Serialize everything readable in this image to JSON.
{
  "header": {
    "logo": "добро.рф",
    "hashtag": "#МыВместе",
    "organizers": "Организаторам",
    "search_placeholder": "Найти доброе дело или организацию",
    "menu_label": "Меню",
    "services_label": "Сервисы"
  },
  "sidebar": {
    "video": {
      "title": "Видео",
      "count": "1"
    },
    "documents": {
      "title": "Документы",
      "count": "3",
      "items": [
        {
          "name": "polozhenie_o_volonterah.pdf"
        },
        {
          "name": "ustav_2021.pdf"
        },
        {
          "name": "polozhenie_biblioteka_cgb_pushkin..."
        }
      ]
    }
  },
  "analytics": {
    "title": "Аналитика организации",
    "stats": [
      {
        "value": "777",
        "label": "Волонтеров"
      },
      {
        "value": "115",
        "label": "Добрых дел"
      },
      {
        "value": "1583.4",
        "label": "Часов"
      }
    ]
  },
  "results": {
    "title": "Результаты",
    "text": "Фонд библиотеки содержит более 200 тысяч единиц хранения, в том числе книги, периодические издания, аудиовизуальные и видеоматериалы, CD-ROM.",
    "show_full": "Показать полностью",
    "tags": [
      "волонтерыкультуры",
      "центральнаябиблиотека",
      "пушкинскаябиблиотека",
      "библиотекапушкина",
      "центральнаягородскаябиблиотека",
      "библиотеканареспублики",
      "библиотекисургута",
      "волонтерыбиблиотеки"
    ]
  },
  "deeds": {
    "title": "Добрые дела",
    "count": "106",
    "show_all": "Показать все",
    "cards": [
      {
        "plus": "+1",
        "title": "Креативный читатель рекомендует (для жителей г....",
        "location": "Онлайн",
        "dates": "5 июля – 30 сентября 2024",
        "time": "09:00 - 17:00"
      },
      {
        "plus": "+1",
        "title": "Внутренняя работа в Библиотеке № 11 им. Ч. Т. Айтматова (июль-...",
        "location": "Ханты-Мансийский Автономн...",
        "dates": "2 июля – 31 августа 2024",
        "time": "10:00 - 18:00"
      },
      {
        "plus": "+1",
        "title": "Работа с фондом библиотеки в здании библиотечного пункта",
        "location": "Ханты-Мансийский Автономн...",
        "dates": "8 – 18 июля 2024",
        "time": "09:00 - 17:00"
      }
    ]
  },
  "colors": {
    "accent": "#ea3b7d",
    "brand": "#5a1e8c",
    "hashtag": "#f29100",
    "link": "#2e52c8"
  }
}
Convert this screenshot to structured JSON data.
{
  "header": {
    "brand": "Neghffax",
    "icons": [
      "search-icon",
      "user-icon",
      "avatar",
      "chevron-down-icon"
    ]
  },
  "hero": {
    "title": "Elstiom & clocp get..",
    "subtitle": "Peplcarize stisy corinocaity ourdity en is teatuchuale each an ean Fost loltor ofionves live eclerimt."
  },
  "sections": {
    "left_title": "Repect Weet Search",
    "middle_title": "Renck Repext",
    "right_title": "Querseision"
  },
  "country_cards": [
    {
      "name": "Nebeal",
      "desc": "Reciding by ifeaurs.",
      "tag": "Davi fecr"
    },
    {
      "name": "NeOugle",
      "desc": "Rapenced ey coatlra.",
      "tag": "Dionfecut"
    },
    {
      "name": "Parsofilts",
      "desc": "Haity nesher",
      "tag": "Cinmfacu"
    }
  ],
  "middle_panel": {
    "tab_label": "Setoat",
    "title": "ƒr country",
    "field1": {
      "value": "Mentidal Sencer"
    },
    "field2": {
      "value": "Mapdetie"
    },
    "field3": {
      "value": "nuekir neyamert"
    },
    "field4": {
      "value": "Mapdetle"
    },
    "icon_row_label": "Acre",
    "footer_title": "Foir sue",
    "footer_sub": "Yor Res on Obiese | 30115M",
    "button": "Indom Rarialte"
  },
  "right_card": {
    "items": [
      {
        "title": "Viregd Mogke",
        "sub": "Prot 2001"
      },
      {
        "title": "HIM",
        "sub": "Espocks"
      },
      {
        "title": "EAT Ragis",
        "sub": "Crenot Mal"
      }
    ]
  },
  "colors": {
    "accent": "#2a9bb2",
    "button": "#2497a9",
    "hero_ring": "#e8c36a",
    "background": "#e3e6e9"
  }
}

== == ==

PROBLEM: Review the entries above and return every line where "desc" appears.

RESPONSE BOX:
      "desc": "Reciding by ifeaurs.",
      "desc": "Rapenced ey coatlra.",
      "desc": "Haity nesher",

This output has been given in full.